It must be remarked that such a conception of ethics differs from its rival theories that concentrates on some kind of “rule” or maxim as in both utilitarianism (the greatest amount of good for the greatest number of people) or Kantian deontic ethics (categorical imperative: act only according to that maxim by which you can at the same time will that it should become a universal law), which Kant sets forth in his Grundlegung zur Metaphysik der Sitten (1967). In contrast to such “rule-based” ethics, Sufis such as al-Makkī, Rūmī, Saʿdī (d. 1291) and others emphasize a narrative conception of ethics that directs one’s attention to the ethical subject’s intention, circumstances, intersubjectivity, experiences and telos—all of which influence moral decision-making. As MacIntyre has rightly pointed out (MacIntyre 2007, 246ff.), one can see the persistence of “rule-based” ethics in the liberal ethics of John Rawls’s “distributive justice” (Rawls 1999) and the libertarian ethics of Robert Nozick’s “personal entitlement” (Nozick 1974), both of which neglect the narrative character of the self and human life, push individual circumstances or subjectivities to the margin, and downplay telos and the intention of the agent. In contrast to Rawls and Nozick for whom society is composed of individual subjects, each seeking to maximize self-interest, who then have to come together to formulate common rules of life, Sufi ethics envisions a common origin and a universal telos for humans, namely lasting happiness.

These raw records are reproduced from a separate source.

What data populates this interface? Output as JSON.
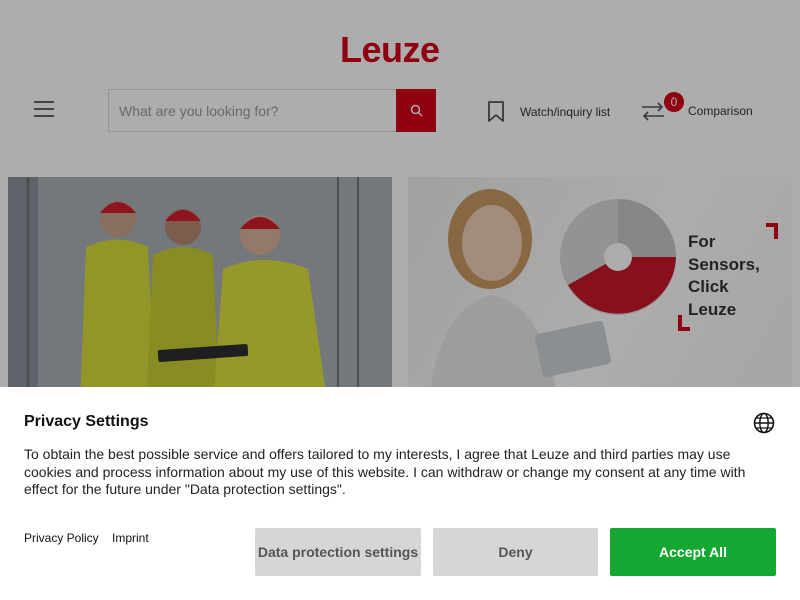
{
  "header": {
    "logo_text": "Leuze",
    "search": {
      "placeholder": "What are you looking for?",
      "value": ""
    },
    "watchlist_label": "Watch/inquiry list",
    "comparison_label": "Comparison",
    "comparison_count": "0"
  },
  "banners": {
    "promo_lines": [
      "For",
      "Sensors,",
      "Click",
      "Leuze"
    ]
  },
  "privacy": {
    "title": "Privacy Settings",
    "text": "To obtain the best possible service and offers tailored to my interests, I agree that Leuze and third parties may use cookies and process information about my use of this website. I can withdraw or change my consent at any time with effect for the future under \"Data protection settings\".",
    "links": {
      "policy": "Privacy Policy",
      "imprint": "Imprint"
    },
    "buttons": {
      "settings": "Data protection settings",
      "deny": "Deny",
      "accept": "Accept All"
    }
  },
  "colors": {
    "brand": "#d4001a",
    "accept": "#14a832",
    "secondary_button": "#d6d6d6"
  },
  "icons": [
    "menu-icon",
    "search-icon",
    "bookmark-icon",
    "compare-arrows-icon",
    "globe-icon"
  ]
}
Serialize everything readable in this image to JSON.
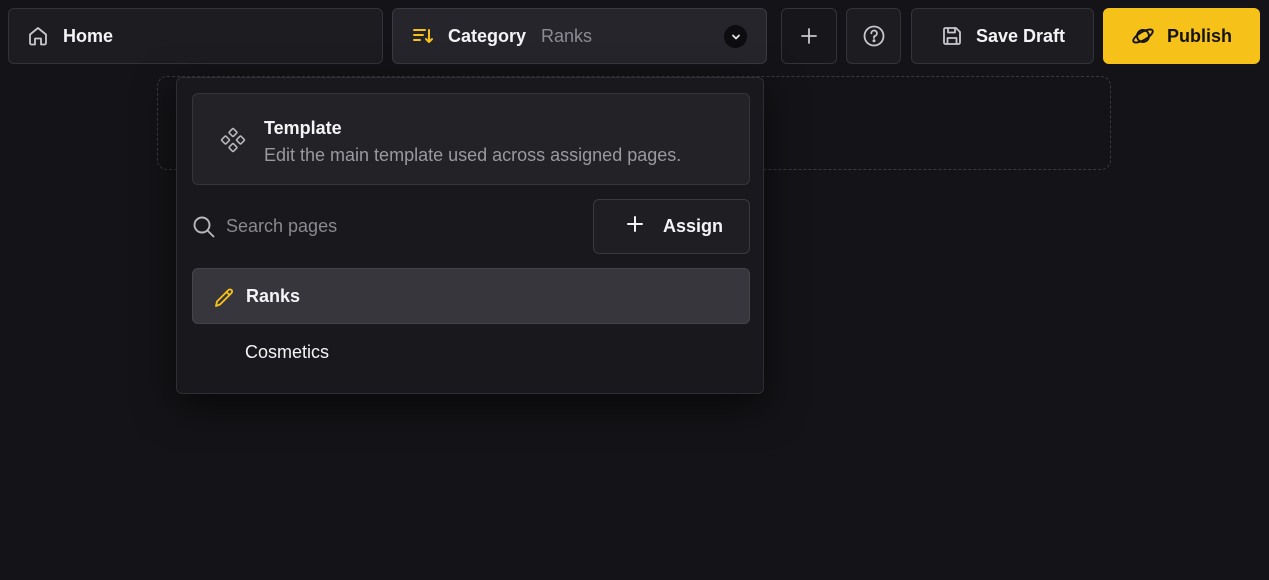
{
  "topbar": {
    "home_label": "Home",
    "category_label": "Category",
    "category_value": "Ranks",
    "save_label": "Save Draft",
    "publish_label": "Publish"
  },
  "dropdown": {
    "template": {
      "title": "Template",
      "description": "Edit the main template used across assigned pages."
    },
    "search": {
      "placeholder": "Search pages",
      "value": ""
    },
    "assign_label": "Assign",
    "pages": [
      {
        "label": "Ranks",
        "active": true
      },
      {
        "label": "Cosmetics",
        "active": false
      }
    ]
  },
  "colors": {
    "accent": "#f6c21a",
    "background": "#141317",
    "surface": "#1d1c21"
  },
  "icons": {
    "home": "home-icon",
    "category": "sort-icon",
    "chevron": "chevron-down-icon",
    "add": "plus-icon",
    "help": "help-circle-icon",
    "save": "floppy-disk-icon",
    "publish": "planet-icon",
    "template": "component-icon",
    "search": "search-icon",
    "assign": "plus-icon",
    "edit": "pencil-icon"
  }
}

Atif Khalil’s book goes a long way to insinuate these matters, which would be highly relevant to contemporary Islamic ethics. However, to my mind the book could have done better by highlighting some of the key differences between Aristotelian and Sufi virtue ethics, since some of the key Sufi virtues such as love, compassion, and faith are absent in Aristotle. Moreover, Sufis do not always follow Aristotle’s lead when it comes to their virtue ethics, which, as Khalil points out, often embraces “perspectivalism” of a sort, or what I call “situational ethics” that very much depends on the unique situatedness of the ethical self. I also thought the chapter dealing with the semantic field of tawba would have been more accessible had the author preferred not to mix English sentences with Arabic words, which look cumbersome and pose unnecessary difficulties to the Arabic-less reader.
These minor critical remarks should not, however, distract us from the worth of Atif Khalil’s first-rate exposition of Sufi ethics through the concept of “repentance.” The book marks a significant contribution to the study of virtue ethics in Islam, and it will be of benefit to both students and specialists interested in Islamic ethics, early Sufism, Islamic intellectual history, anthropology, comparative mysticism, religious studies, and Islamic humanities. Above all, it will advance our understanding of the scope of ethics in the Islamic world.
Kant, Immanuel. 1967. Grundlegung zur Metaphysik der Sitten. Hrsg. und eingeführt von Theodor Valentiner. Stuttgart: P. Reclam.
Zargar, Cyrus. 2017. The Polished Mirror: Storytelling and the Pursuit of Virtue in Islamic Philosophy and Sufism. Oxford: Oneworld.